## [TASK REQUIREMENTS]
Check each line of the material below for the word "Week". State how many lines have it, and nothing more.

——

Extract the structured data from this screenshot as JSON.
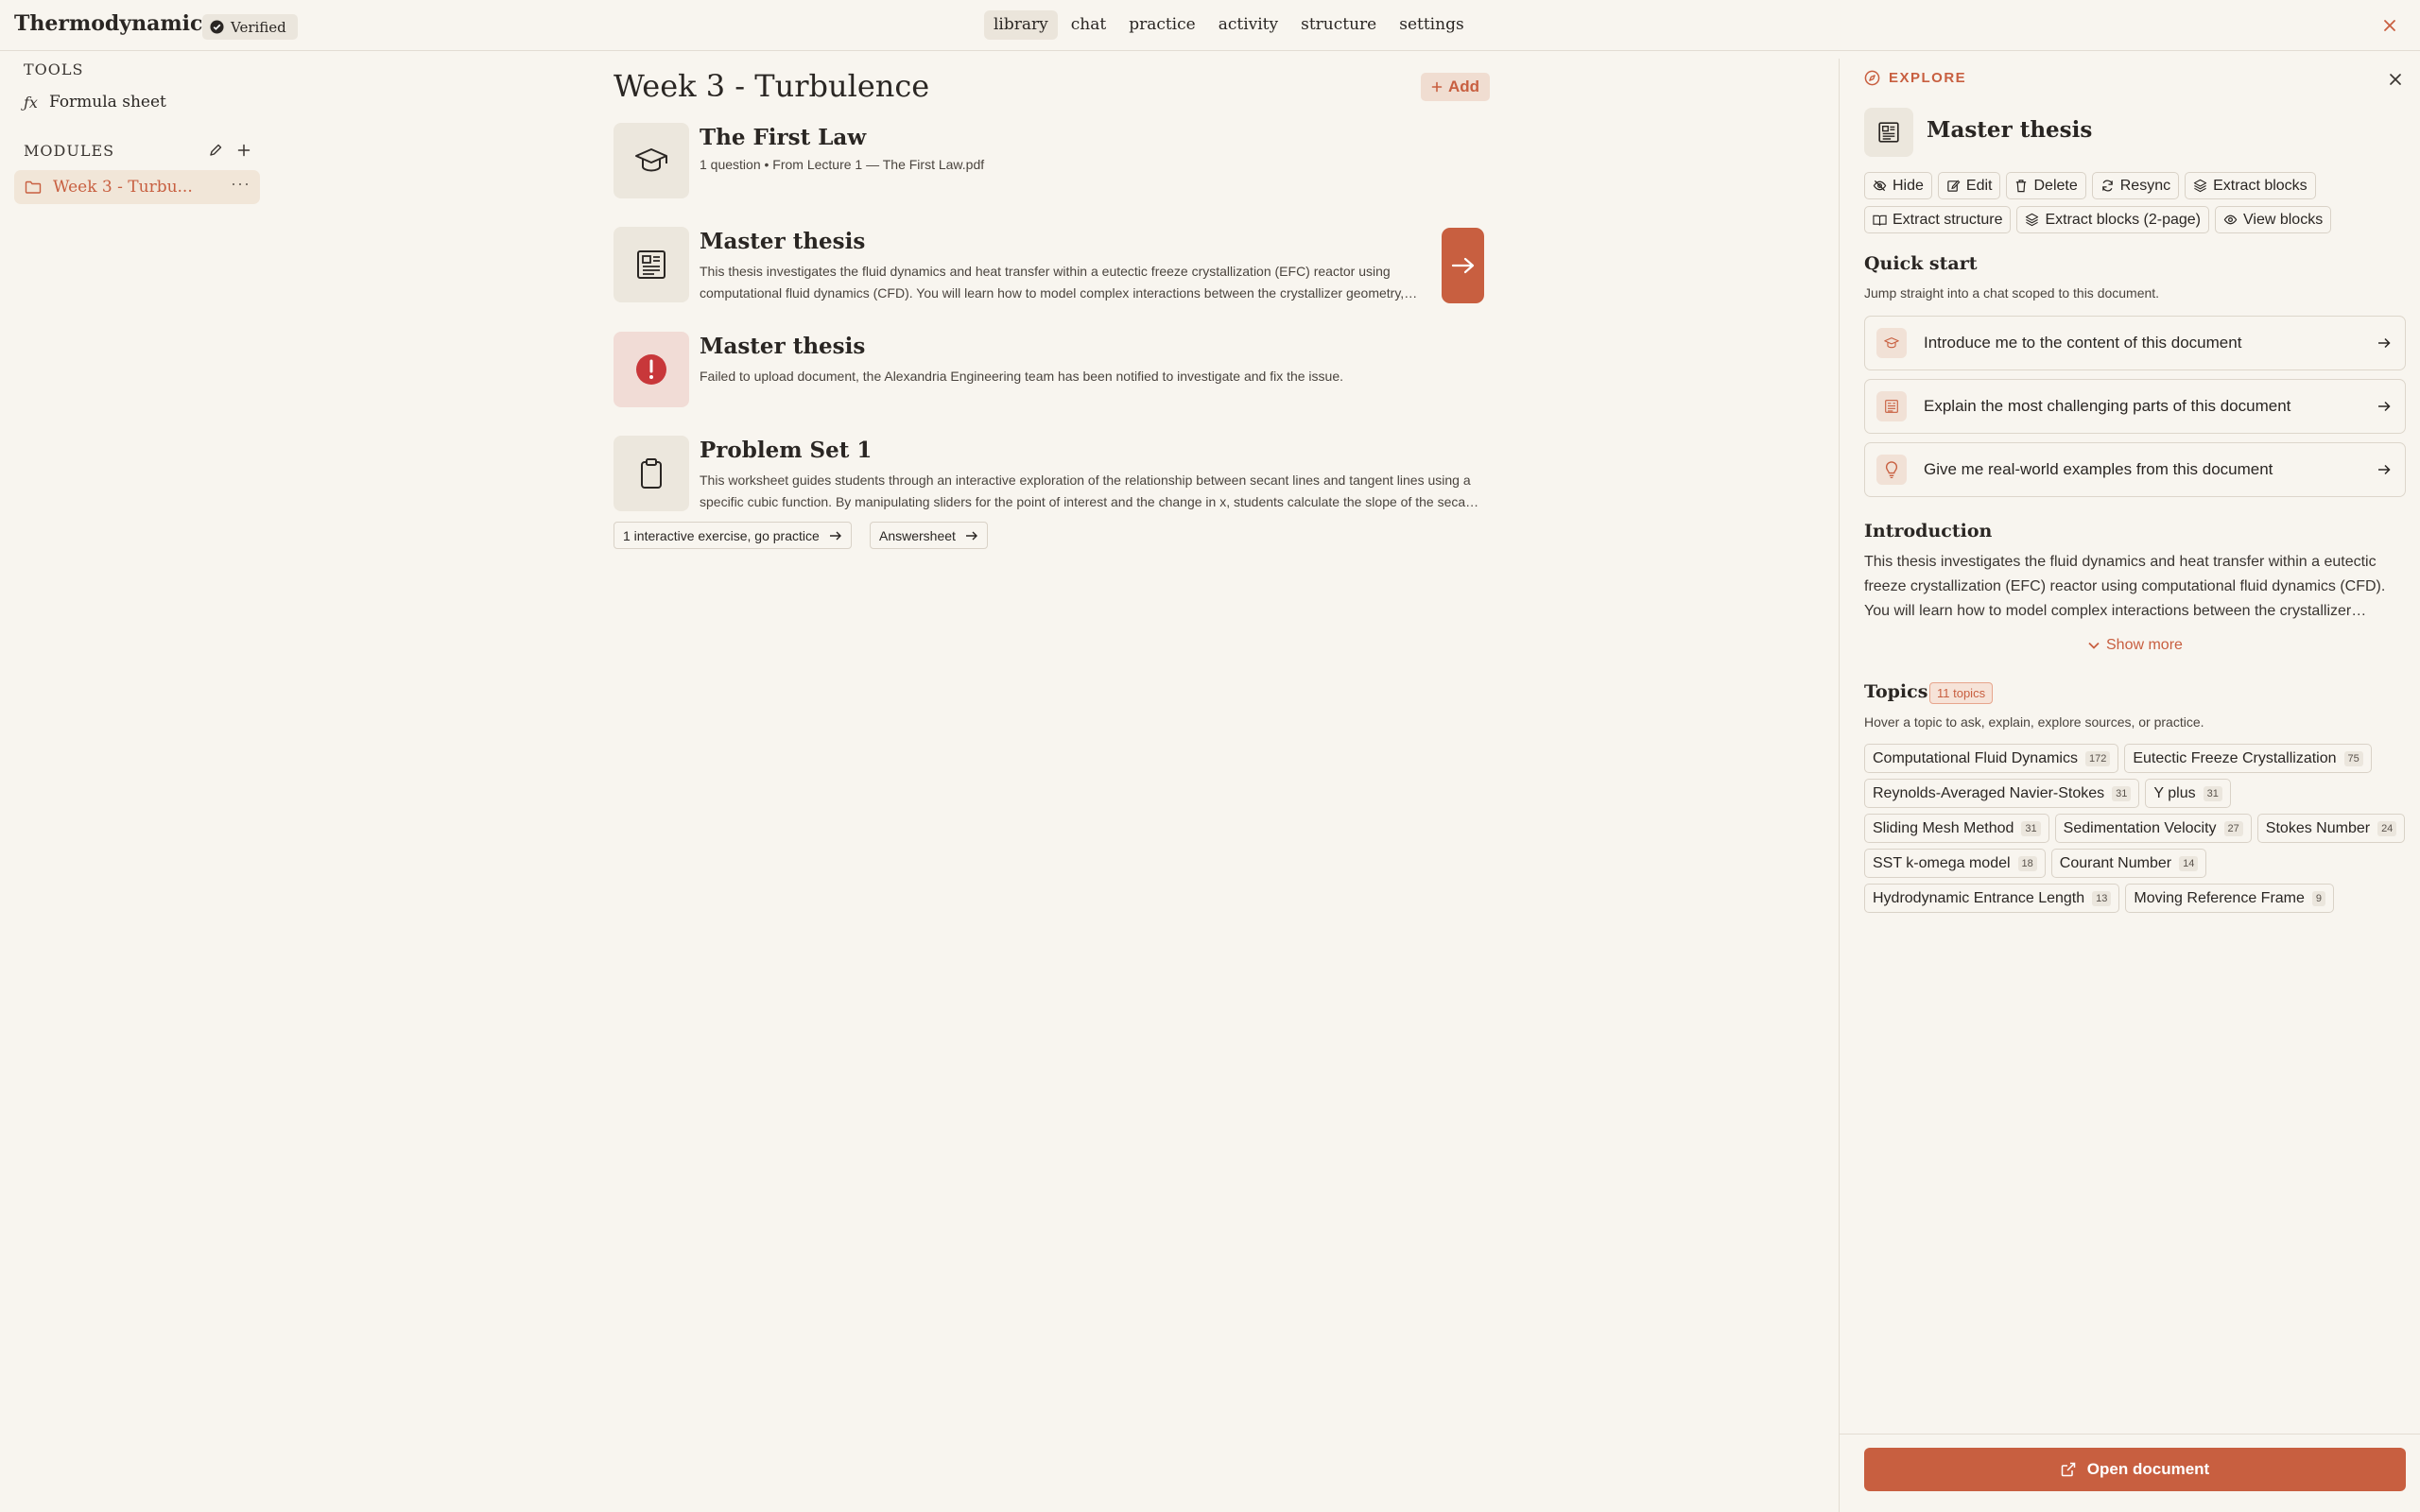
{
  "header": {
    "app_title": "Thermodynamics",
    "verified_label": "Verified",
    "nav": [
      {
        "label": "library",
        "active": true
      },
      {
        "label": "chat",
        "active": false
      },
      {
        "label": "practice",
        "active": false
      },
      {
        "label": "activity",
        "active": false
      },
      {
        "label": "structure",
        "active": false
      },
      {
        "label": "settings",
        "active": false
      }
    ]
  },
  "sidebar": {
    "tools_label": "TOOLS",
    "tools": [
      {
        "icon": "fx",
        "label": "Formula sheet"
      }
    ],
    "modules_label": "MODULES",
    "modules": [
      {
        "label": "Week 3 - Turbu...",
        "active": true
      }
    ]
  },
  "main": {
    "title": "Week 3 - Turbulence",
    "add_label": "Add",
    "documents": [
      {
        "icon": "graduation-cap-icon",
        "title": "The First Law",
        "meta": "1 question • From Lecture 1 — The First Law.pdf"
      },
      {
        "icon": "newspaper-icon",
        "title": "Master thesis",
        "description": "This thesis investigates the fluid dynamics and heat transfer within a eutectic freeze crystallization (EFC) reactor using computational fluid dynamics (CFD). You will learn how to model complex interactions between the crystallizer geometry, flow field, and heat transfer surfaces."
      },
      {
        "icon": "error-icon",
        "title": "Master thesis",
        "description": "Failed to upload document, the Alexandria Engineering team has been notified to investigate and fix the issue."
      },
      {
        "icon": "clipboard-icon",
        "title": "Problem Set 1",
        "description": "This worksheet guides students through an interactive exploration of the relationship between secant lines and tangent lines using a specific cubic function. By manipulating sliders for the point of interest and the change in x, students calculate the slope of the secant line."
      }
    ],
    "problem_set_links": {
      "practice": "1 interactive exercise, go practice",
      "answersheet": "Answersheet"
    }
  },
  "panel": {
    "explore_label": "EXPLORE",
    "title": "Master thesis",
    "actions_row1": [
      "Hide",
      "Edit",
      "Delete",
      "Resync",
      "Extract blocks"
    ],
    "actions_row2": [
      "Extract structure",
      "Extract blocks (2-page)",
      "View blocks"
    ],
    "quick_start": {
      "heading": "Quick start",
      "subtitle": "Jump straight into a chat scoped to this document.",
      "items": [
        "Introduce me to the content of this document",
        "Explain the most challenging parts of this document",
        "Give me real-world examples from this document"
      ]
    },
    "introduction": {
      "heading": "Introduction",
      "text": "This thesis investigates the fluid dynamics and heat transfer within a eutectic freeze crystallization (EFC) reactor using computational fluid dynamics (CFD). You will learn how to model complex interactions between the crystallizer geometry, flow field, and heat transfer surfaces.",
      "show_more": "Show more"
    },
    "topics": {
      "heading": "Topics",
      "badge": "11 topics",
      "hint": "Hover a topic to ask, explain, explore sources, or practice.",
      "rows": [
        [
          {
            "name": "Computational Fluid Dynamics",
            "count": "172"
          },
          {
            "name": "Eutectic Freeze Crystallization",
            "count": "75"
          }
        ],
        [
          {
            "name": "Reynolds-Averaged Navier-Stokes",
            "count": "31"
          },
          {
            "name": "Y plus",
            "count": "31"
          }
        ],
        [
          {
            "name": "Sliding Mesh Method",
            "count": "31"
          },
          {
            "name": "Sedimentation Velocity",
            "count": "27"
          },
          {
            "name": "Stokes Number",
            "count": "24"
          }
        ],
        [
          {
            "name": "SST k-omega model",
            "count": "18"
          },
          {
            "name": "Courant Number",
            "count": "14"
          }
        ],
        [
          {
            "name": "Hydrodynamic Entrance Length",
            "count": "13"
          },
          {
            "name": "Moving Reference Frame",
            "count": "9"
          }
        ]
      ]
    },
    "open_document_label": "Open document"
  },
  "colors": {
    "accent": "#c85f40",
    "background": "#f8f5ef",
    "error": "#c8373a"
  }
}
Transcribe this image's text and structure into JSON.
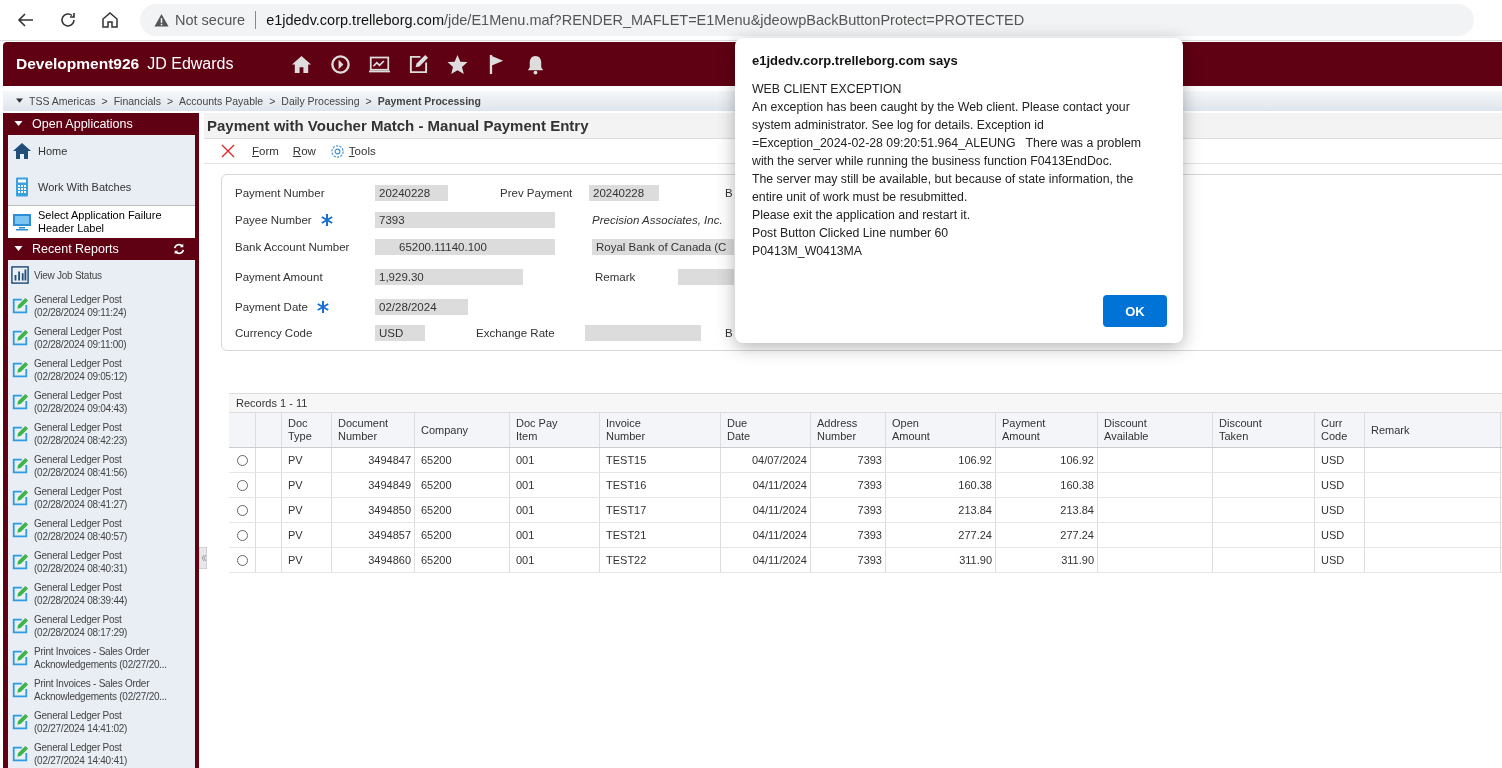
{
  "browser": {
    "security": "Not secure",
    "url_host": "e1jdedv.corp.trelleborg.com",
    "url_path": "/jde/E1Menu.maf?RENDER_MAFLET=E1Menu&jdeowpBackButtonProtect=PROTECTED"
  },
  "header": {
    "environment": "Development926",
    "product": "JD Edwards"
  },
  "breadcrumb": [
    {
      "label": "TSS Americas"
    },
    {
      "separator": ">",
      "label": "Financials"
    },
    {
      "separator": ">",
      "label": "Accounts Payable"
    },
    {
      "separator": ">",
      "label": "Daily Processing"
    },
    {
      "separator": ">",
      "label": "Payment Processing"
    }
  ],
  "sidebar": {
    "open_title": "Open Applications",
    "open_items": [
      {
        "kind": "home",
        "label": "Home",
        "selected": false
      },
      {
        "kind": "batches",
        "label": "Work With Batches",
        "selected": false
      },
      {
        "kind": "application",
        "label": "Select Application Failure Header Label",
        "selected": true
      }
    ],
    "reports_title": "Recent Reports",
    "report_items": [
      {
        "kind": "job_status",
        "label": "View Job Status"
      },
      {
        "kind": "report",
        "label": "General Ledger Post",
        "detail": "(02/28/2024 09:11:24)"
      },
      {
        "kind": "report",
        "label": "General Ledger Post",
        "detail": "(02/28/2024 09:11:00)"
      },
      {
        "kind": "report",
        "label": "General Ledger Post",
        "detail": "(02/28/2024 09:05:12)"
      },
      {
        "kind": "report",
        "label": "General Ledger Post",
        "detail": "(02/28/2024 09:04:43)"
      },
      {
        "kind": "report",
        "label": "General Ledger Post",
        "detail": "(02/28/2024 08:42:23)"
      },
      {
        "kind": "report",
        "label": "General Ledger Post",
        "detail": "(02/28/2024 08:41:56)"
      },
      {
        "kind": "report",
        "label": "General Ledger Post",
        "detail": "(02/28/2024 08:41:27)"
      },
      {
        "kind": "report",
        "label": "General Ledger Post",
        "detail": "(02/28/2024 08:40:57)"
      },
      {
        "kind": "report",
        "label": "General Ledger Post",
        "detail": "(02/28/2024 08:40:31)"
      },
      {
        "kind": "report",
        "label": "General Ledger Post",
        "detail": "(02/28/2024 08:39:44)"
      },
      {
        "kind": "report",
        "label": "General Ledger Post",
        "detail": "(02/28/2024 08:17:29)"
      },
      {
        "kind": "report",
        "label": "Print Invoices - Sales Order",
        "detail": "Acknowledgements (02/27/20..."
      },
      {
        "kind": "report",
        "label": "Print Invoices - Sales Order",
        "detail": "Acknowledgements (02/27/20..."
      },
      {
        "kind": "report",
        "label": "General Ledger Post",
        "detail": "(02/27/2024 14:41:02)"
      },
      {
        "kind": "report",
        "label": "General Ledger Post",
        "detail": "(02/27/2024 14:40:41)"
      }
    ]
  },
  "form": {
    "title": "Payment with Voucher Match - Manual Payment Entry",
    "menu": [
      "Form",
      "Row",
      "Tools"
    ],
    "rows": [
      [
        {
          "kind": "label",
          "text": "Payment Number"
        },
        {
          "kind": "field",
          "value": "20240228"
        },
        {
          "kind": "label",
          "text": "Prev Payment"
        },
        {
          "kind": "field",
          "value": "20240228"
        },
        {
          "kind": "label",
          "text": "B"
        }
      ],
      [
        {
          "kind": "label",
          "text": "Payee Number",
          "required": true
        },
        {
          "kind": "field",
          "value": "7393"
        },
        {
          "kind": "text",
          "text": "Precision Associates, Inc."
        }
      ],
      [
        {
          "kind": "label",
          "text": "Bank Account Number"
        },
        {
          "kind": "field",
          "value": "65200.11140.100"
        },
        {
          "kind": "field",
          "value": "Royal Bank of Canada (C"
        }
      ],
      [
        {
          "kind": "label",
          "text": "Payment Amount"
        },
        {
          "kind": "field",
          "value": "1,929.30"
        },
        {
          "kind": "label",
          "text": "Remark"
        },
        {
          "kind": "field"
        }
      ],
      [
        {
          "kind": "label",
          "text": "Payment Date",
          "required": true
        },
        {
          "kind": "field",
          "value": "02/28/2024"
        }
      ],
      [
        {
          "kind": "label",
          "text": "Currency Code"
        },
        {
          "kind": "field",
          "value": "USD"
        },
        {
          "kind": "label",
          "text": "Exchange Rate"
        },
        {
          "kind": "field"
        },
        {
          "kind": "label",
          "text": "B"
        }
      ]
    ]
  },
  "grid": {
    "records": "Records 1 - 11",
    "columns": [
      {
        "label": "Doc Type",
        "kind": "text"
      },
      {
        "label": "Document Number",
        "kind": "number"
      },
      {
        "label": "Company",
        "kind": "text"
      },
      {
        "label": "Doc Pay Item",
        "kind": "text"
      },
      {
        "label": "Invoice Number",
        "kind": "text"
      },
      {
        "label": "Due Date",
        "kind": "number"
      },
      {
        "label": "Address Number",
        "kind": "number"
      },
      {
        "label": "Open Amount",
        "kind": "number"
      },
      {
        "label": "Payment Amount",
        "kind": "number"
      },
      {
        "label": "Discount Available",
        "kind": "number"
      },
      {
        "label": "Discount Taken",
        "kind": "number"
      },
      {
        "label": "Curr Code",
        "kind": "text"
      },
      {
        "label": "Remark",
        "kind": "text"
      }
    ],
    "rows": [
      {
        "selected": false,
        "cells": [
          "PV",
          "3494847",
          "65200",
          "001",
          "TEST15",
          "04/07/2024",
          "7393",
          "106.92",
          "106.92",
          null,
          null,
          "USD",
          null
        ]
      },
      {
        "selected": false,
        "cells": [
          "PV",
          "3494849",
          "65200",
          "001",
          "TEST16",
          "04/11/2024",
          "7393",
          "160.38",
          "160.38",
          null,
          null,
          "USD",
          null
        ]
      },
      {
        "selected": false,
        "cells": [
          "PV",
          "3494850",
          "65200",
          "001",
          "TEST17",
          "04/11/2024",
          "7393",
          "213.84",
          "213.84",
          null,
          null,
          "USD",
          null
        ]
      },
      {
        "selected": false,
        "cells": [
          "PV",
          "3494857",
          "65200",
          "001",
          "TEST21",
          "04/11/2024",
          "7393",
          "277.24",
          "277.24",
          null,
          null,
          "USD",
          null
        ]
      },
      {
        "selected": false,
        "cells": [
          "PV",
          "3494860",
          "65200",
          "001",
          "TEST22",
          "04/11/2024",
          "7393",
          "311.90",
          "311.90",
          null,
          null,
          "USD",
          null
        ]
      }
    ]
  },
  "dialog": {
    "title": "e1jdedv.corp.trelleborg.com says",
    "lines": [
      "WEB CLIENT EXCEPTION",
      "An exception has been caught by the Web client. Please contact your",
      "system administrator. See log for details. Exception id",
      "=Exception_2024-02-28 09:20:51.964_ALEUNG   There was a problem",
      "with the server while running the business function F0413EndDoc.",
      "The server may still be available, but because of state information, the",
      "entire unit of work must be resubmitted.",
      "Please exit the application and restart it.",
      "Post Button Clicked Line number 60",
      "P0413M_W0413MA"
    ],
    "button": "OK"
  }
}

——

## [SOLUTION FOR THIS EXERCISE]
2